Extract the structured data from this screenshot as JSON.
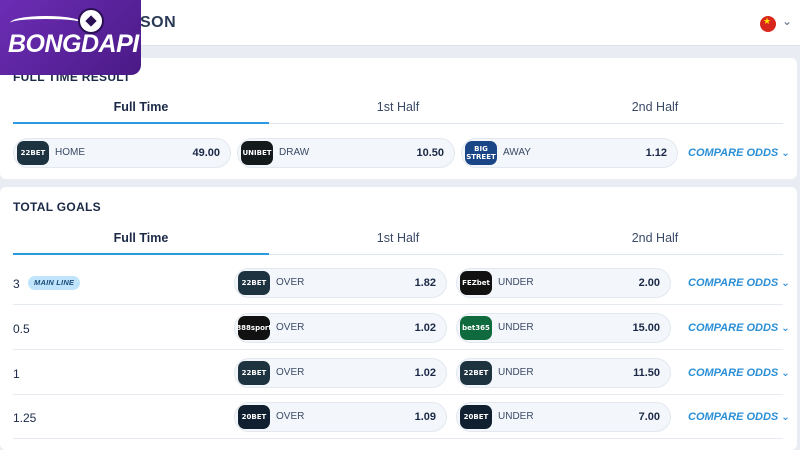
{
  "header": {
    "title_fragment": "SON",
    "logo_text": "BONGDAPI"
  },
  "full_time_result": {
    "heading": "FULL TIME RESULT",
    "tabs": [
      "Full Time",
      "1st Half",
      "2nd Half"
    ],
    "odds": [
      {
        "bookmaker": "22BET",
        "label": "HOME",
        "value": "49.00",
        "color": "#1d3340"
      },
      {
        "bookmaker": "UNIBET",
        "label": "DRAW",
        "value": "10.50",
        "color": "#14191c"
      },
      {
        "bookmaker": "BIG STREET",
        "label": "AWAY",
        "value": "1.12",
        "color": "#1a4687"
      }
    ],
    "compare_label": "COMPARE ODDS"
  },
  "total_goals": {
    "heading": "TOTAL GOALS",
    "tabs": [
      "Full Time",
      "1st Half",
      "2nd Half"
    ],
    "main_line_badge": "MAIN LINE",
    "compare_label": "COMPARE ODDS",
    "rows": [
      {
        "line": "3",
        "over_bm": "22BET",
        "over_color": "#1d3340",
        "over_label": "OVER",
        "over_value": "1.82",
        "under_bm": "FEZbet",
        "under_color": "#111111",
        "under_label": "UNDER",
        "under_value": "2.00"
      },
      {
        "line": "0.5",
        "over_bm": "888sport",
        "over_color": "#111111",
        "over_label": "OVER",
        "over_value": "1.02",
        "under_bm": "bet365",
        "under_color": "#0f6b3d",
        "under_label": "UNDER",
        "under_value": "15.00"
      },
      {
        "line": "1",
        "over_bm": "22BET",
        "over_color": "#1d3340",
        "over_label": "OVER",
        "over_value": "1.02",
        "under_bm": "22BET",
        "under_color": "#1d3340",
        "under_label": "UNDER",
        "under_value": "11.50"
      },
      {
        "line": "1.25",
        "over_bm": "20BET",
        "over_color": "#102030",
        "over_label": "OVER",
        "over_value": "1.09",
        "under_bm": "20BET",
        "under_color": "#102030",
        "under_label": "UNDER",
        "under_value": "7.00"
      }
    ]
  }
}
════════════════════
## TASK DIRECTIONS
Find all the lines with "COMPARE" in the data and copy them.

## ANSWER TO THIS PROBLEM
    "compare_label": "COMPARE ODDS"
    "compare_label": "COMPARE ODDS",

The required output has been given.